The Peninsula Chamber of Commerce has backed the decision of developer, Jedaclew Pty Ltd, to seek a review of the Local Planning Panel’s (LPP) refusal of the mixed-use development at 227-233 Ocean View Rd at Ettalong Beach.
“The Chamber was deeply disappointed by the Panel’s earlier decision to refuse the five-storey development despite Central Coast Council recommending that it be approved,” Chamber President, Matthew Wales, said.
“This is an extremely well-designed development which clearly reflects a trend for higher density residential accommodation in Ettalong Beach.
“At a time when the Central Coast, and particularly the Peninsula, needs high-quality residential development, this proposal should have been supported by the Local Planning Panel despite the variations to some of the development standards.
“It is important that we cease relying on gun-barrel villa and townhouse developments and bring to the residential market a range of housing options including medium rise development.”
The LPP considered the proposed development at its meeting on February 4 and resolved to refuse the application for several reasons, including determining it was not consistent with the objectives of the height of buildings development standard and circumstances of the site did not justify the height standard being exceeded.
The LPP also said the proposed development was not consistent with the objectives for development in the B2 Local Centre zone, with an adequate range of retail, business, entertainment and community uses not provided.
The LPP said the development would isolate the adjacent site at 235 Ocean View Rd and may diminish the development potential of that property, thereby undermining the zone objectives.
“The planning controls in Ettalong Beach make clear provision for this type of development which is clearly supported by the professional staff at Central Coast Council,” Wales said.

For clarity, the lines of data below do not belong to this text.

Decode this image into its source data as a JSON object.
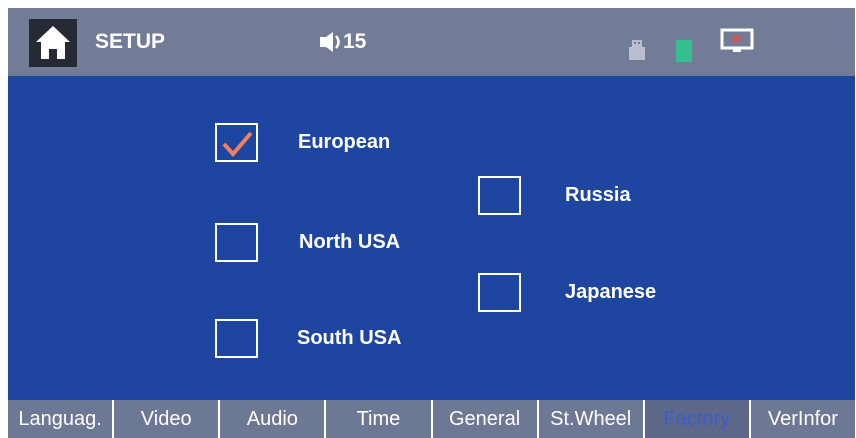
{
  "header": {
    "title": "SETUP",
    "volume_value": "15",
    "home_icon": "home-icon",
    "speaker_icon": "speaker-icon",
    "status_icons": [
      "usb-icon",
      "sd-card-icon",
      "screen-off-icon"
    ]
  },
  "options": [
    {
      "label": "European",
      "checked": true
    },
    {
      "label": "Russia",
      "checked": false
    },
    {
      "label": "North USA",
      "checked": false
    },
    {
      "label": "Japanese",
      "checked": false
    },
    {
      "label": "South USA",
      "checked": false
    }
  ],
  "tabs": [
    {
      "label": "Languag."
    },
    {
      "label": "Video"
    },
    {
      "label": "Audio"
    },
    {
      "label": "Time"
    },
    {
      "label": "General"
    },
    {
      "label": "St.Wheel"
    },
    {
      "label": "Factory",
      "active": true
    },
    {
      "label": "VerInfor"
    }
  ],
  "colors": {
    "background": "#1e46a0",
    "header": "#727c96",
    "tab": "#6d7895",
    "active_tab_text": "#3d5ccf",
    "check": "#f08060"
  }
}
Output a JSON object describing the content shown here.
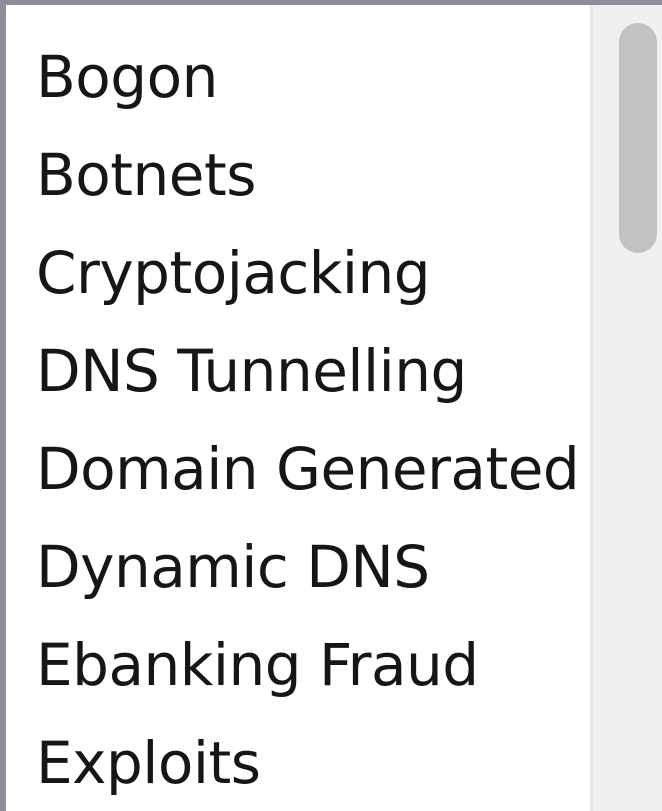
{
  "listbox": {
    "items": [
      {
        "label": "Bogon"
      },
      {
        "label": "Botnets"
      },
      {
        "label": "Cryptojacking"
      },
      {
        "label": "DNS Tunnelling"
      },
      {
        "label": "Domain Generated"
      },
      {
        "label": "Dynamic DNS"
      },
      {
        "label": "Ebanking Fraud"
      },
      {
        "label": "Exploits"
      }
    ]
  },
  "colors": {
    "border": "#8e8e9a",
    "text": "#161616",
    "scroll_track": "#f0f0f0",
    "scroll_thumb": "#c2c2c2"
  }
}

“If we are genuine about investment, jobs and good quality residential accommodation, then the Local Planning Panel needs to be more flexible in its approach to mixed use developments in our town centres rather than leaving property owners with no other choice than lodging Appeals in the Land & Environment Court.”

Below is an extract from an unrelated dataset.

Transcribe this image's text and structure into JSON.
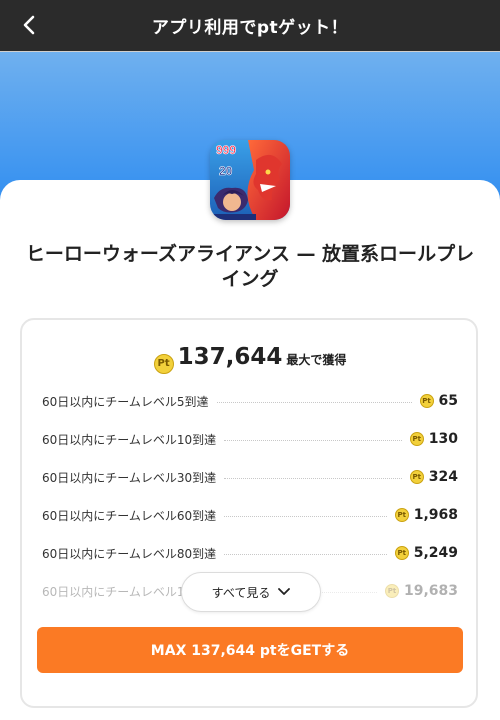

In a statement forwarded to CCN Jedaclew Pty Ltd said they had “resubmitted their DA 57779/2019 pursuant to Section 8.2 of the Environmental Planning and Assessment Act 1979 for a review of the deemed refused development application (by the Central Coast Planning Panel).
“The application does not seek amendments to the refused proposal, however the application is embellished with additional and updated information to highlight the Environmental Planning justification that supports the mixed use development located within the Ettalong Town Centre,” the statement from the applicant said.
“On February 4, 2021 the Central Coast Planning Panel refused DA 57779/2019 (for the same application as re-submitted), notwithstanding Council’s support for approval of the mixed use development.
“The decision was split, three-to-one with the Panels expert Town Planner, Mr Stephen Leathley, favouring approval of the application.
“The LPP consists of a chair (one vote) who has a legal background, two experts (one vote each) who have an industry/town planning background [and] a community representative (one vote) who is meant to represent the community as a whole.
“The minutes acknowledge the following, which you can find and read on Central Coast Councils DA Tracker or planning Portal, as all information is accessible to the public…Council recommendation: Approval.
“The LPP’s refusal decision of the application was against Council’s recommendation for approval.
“The author of the Planning Assessment Report is Robert Eyre, Principal Development Planner Development Assessment South. Robert Eyre is a Senior Town Planner who is employed directly by Central Coast Council.
“His development assessment needs to be approved by the Town Planning unit manager Mr Andrew Roach and the then Director Mr S Cox both employed directly by Central Coast Council.
“Included in the Assessment Report is the recommendation for approval by the Assessing Independent Architect [so] the LPP also went against the recommendation of the Independent Architect.
“Included in the Assessment Report was all the relevant internal departments and Council staff who supported the proposal.
“The LPP went against the recommendation of internal council staff and their relevant departments.”
In relation to the LPP’s consideration of the applicant’s request for a variation to the Height of Building development standard, the applicant said: “The determination, in regard to Clause 4.6 and Clause 4.3, has written that we basically did not outline our reasons for departure adequately and sufficiently.
“The departure was justified by the Assessing Town Planning Officer and the Independent Architect as well as an expert member of the panel.
“The reasons for departure are all detailed and validated in the Assessment Report.
“Council advises all parties that have made written submissions of the panel’s decision at determination.
“Those same parties will also be advised by Council that the relevant DA has been resubmitted [for] Section 8.2 review and processed by Council.
“No one has been left in the dark here.”
A review of the determination of the proposed demolition and mixed-use development will be discussed at the next Local Planning Panel meeting on December 16.
Maisy Rae and Jackie Pearson